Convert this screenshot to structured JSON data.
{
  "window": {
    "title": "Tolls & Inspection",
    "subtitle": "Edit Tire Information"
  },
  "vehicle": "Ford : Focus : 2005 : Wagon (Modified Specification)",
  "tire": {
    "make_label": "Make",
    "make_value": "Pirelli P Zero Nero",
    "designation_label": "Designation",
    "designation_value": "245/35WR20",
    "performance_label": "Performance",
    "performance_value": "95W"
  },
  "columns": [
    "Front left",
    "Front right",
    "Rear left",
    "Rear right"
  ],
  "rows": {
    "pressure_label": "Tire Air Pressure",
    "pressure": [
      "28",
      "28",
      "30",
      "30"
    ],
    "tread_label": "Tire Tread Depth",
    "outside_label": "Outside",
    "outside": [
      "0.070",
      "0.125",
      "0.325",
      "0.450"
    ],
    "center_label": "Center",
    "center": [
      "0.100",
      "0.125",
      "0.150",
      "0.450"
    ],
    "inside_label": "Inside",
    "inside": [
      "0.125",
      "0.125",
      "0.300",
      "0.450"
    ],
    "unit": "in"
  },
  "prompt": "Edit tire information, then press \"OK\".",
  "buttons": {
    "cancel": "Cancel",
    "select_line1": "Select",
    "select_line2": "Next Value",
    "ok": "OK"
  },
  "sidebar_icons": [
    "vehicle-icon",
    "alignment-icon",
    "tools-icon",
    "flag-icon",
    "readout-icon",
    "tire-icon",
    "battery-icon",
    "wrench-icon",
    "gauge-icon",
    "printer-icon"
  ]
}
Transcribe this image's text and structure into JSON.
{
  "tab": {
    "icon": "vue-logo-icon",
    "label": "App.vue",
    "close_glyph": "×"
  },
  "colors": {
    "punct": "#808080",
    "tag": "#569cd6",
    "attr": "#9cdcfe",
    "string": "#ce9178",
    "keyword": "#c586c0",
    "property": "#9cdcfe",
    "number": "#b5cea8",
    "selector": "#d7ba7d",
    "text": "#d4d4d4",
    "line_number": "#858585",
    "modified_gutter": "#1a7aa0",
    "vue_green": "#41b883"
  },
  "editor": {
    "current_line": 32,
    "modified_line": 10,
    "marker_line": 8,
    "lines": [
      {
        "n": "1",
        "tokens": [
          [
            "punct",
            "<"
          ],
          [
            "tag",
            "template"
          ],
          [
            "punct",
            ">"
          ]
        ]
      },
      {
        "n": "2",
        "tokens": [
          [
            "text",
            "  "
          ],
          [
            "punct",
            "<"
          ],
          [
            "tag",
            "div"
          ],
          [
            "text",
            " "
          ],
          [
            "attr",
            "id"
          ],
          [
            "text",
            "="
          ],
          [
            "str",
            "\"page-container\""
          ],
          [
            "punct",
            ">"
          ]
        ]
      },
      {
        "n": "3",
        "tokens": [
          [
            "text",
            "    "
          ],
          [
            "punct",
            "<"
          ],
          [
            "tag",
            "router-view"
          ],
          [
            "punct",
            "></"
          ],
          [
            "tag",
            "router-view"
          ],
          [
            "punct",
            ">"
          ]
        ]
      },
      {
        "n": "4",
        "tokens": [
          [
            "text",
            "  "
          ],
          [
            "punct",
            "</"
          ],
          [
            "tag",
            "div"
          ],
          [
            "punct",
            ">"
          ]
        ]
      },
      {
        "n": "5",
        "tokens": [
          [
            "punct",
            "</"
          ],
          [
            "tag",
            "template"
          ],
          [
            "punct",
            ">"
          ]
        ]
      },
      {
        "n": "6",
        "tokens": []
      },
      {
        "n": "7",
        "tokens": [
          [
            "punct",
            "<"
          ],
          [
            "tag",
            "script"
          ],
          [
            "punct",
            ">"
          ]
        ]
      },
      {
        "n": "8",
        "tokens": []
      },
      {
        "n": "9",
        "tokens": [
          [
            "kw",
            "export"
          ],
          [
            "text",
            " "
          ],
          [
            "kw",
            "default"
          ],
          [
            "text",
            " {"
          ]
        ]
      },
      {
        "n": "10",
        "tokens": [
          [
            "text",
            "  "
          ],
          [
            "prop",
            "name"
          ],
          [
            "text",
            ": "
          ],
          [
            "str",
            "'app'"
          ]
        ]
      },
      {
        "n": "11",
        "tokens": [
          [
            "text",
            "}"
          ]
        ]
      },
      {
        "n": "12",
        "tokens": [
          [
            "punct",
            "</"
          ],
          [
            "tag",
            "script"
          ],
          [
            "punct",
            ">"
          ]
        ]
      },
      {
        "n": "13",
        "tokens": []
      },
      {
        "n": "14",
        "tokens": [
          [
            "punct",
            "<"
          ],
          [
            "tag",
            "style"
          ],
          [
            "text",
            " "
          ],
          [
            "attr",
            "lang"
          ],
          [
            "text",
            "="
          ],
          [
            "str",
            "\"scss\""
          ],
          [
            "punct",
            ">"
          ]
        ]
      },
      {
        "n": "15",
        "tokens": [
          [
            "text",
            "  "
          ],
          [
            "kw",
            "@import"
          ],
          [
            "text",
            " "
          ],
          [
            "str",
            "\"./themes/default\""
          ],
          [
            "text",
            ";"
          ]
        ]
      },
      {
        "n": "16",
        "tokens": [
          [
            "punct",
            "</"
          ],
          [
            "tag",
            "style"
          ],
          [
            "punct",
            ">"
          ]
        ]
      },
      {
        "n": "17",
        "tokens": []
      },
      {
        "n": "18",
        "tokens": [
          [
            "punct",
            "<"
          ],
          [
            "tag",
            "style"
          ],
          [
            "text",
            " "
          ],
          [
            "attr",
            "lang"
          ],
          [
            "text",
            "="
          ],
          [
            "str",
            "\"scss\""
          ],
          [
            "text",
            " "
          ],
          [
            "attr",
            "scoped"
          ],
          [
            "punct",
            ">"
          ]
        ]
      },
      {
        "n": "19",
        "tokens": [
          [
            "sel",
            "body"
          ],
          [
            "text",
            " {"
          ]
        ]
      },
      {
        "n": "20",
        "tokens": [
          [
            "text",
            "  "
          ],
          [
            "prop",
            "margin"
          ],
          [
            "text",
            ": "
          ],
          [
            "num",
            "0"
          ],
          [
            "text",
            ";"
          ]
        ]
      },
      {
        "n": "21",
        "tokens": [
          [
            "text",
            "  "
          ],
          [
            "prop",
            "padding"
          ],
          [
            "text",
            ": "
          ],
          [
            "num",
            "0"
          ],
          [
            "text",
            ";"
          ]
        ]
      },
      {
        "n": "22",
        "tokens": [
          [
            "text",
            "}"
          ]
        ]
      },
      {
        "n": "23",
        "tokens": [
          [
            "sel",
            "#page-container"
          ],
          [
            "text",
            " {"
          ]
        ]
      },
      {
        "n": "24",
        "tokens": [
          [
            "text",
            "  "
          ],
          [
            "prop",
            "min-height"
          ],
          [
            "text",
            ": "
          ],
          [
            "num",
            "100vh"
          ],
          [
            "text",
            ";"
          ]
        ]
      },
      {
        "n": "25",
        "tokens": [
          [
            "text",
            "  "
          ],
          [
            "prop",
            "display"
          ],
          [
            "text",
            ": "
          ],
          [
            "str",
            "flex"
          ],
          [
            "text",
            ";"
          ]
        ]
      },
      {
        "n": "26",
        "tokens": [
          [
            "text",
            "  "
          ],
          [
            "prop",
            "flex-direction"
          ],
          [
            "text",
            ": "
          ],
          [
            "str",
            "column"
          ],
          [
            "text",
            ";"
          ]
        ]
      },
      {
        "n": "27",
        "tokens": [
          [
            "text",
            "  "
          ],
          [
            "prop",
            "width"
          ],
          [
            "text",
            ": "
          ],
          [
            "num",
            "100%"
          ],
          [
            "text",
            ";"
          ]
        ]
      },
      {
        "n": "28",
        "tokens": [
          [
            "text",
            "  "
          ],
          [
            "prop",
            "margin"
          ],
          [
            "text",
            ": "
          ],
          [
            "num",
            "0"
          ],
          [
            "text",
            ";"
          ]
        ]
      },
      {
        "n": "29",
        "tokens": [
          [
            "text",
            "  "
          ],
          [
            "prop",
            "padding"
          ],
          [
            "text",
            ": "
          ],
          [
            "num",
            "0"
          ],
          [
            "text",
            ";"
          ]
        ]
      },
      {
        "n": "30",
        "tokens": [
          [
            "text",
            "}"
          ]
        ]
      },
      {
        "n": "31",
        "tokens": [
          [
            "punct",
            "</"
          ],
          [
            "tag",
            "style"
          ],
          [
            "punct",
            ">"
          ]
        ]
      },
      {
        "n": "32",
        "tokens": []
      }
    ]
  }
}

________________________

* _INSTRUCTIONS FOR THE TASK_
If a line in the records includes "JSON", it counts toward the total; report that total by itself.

* _YOUR RESPONSE_
2